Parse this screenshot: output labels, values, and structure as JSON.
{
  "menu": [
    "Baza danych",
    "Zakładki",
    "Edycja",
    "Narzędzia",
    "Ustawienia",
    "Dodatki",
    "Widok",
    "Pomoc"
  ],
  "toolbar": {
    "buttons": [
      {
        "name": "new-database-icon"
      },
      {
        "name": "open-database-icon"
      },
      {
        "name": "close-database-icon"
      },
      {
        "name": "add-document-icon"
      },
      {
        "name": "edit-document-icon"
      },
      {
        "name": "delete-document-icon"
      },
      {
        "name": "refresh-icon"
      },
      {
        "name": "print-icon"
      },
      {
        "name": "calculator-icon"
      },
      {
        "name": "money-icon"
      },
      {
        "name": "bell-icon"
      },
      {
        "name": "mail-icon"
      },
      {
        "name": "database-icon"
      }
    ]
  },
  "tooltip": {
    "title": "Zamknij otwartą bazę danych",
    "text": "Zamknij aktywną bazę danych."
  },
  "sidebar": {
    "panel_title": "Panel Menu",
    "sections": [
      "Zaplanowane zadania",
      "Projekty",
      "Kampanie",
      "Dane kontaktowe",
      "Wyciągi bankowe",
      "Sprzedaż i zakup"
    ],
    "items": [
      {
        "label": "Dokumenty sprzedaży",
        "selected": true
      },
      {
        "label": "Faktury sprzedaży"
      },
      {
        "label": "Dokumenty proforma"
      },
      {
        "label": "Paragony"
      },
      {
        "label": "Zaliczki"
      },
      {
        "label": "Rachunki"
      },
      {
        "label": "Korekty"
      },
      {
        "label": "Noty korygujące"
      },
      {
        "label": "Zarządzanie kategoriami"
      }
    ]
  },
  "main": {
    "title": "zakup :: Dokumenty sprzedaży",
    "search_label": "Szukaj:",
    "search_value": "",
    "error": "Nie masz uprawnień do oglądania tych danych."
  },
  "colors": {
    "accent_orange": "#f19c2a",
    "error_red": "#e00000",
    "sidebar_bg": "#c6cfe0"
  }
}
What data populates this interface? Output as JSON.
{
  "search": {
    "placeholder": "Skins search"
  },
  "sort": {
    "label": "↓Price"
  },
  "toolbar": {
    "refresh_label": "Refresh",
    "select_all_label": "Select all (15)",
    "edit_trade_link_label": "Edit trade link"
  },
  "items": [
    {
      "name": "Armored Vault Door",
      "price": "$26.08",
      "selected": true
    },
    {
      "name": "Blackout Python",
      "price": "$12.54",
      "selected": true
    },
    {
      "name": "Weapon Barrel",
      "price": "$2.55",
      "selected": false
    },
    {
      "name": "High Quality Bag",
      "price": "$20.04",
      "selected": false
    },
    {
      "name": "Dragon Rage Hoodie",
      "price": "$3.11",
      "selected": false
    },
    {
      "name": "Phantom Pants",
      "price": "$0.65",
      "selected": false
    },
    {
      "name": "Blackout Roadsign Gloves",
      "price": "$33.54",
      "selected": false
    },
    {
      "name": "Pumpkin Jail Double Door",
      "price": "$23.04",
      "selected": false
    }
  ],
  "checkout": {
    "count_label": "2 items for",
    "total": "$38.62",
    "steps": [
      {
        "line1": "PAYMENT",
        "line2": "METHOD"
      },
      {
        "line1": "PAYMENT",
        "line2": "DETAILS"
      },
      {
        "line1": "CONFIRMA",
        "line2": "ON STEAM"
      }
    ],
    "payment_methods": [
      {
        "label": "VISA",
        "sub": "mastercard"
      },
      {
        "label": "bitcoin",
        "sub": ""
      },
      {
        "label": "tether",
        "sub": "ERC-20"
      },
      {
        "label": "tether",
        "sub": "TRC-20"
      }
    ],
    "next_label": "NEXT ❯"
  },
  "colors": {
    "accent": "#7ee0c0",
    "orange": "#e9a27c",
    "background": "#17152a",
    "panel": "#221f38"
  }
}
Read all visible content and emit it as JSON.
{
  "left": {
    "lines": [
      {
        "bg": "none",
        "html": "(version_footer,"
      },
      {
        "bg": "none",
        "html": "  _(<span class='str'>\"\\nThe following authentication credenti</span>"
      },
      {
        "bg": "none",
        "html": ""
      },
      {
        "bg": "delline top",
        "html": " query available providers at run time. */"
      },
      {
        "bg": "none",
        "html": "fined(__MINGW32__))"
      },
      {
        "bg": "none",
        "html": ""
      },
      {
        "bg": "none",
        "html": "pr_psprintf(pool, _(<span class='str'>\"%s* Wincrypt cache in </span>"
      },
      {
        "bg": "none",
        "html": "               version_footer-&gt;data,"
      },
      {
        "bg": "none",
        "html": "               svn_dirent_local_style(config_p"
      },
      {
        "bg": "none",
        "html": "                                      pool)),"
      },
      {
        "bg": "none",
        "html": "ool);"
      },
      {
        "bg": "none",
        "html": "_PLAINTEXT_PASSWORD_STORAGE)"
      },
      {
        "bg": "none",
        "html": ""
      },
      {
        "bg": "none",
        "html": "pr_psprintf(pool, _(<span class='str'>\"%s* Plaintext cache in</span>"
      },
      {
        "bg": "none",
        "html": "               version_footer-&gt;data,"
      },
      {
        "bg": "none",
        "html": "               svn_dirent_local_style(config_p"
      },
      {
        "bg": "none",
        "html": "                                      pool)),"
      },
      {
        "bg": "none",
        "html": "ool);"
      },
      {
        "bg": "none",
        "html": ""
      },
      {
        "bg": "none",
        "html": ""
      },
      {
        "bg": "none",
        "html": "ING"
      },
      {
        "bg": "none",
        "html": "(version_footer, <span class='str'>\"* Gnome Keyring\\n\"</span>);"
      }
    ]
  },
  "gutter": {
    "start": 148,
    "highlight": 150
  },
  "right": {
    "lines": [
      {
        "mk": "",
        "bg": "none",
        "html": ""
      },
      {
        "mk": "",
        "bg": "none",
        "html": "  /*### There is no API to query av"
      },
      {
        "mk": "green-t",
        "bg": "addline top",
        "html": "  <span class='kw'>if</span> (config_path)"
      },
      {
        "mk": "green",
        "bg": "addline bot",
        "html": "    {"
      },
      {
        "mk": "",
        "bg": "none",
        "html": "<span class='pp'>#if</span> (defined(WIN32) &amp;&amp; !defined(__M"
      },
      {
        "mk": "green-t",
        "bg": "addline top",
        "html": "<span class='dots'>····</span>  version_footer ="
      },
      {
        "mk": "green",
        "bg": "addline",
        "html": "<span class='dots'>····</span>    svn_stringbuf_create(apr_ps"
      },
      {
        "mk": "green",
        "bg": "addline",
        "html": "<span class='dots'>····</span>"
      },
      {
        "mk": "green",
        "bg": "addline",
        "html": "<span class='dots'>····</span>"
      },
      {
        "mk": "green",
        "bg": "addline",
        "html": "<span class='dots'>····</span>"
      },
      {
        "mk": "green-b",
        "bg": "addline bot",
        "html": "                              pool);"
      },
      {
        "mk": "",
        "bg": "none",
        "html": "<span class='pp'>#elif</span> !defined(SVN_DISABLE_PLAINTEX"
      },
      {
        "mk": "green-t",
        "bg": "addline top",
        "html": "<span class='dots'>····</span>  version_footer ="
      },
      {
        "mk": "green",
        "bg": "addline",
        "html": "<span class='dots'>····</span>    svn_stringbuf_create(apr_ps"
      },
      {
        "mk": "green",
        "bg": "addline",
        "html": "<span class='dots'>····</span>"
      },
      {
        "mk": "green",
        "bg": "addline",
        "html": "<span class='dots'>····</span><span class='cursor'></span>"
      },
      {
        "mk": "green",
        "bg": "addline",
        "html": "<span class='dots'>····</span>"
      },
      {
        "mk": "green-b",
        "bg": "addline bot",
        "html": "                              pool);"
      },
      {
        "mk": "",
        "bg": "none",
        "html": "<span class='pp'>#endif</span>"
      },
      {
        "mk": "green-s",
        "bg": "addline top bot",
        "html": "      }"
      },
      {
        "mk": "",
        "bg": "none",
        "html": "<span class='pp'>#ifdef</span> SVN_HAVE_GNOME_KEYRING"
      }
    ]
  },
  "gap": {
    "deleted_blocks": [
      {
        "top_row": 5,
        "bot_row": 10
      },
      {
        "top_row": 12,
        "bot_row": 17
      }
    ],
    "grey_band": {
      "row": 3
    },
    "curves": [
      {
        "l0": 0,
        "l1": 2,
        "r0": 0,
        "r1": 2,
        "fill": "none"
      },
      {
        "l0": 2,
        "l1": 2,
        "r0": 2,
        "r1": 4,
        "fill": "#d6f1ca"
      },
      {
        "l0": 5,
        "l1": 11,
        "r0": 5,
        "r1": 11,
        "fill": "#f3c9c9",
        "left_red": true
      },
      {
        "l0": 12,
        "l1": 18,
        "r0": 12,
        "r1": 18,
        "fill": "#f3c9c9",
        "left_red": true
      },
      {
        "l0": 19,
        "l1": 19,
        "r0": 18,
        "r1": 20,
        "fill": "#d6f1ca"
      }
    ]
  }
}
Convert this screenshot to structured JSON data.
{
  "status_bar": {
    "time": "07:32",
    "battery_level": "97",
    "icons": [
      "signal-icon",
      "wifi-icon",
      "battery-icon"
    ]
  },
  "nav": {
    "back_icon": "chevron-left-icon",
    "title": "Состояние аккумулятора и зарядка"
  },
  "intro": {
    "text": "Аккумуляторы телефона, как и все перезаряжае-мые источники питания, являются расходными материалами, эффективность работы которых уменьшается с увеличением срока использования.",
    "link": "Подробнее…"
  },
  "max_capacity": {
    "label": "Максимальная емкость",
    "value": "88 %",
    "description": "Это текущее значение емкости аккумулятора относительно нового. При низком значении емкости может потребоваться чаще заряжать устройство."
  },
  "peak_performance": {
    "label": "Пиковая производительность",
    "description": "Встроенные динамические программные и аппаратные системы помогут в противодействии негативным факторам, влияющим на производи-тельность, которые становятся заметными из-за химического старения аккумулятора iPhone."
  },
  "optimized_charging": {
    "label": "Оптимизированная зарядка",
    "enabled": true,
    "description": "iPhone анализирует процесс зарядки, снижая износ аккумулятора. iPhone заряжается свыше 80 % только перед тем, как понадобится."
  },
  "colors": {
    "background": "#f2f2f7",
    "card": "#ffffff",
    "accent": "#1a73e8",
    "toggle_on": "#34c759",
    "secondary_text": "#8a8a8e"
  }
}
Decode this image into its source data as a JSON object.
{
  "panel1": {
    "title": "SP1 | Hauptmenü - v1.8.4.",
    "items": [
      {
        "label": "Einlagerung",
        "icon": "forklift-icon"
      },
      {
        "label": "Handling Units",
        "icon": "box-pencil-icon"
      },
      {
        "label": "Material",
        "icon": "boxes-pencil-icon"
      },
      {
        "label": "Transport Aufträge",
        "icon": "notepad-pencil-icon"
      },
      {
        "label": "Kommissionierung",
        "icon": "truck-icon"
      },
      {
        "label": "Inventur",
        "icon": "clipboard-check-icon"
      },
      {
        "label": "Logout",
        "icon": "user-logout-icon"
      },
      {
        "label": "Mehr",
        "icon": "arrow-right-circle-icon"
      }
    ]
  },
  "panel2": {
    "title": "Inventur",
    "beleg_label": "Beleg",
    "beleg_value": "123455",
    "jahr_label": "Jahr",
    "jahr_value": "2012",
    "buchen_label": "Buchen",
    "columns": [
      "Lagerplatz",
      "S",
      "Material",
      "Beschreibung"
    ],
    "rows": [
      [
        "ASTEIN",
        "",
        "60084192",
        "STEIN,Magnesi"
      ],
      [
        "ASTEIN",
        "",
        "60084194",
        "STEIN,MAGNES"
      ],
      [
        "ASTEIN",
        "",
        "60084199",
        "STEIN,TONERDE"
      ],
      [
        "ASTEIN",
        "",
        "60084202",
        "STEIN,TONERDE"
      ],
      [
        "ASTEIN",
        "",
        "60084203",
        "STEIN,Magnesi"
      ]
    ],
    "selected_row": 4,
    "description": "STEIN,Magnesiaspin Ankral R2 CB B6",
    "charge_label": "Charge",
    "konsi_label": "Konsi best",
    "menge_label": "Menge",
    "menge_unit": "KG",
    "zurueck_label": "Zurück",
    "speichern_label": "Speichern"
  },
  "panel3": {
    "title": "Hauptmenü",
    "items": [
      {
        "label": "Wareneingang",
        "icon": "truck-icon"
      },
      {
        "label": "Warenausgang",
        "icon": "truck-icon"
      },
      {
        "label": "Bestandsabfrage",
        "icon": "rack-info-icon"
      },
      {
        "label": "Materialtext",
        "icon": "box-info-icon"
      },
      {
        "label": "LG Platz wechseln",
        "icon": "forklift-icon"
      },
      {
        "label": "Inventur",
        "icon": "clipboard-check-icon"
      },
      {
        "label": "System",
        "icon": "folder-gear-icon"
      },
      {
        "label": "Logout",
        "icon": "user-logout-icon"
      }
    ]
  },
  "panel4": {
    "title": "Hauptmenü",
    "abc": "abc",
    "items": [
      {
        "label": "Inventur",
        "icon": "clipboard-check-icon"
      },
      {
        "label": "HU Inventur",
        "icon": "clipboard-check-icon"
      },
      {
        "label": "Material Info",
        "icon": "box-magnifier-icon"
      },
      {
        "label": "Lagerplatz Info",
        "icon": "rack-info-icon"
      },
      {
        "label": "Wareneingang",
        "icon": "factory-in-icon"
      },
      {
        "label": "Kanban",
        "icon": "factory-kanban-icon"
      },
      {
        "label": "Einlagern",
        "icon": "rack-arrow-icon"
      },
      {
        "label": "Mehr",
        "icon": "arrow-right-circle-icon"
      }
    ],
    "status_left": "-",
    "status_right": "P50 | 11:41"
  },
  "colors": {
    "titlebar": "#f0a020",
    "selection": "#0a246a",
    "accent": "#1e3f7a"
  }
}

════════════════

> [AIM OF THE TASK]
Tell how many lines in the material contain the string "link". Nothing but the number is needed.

> [YOUR RESPONSE]
2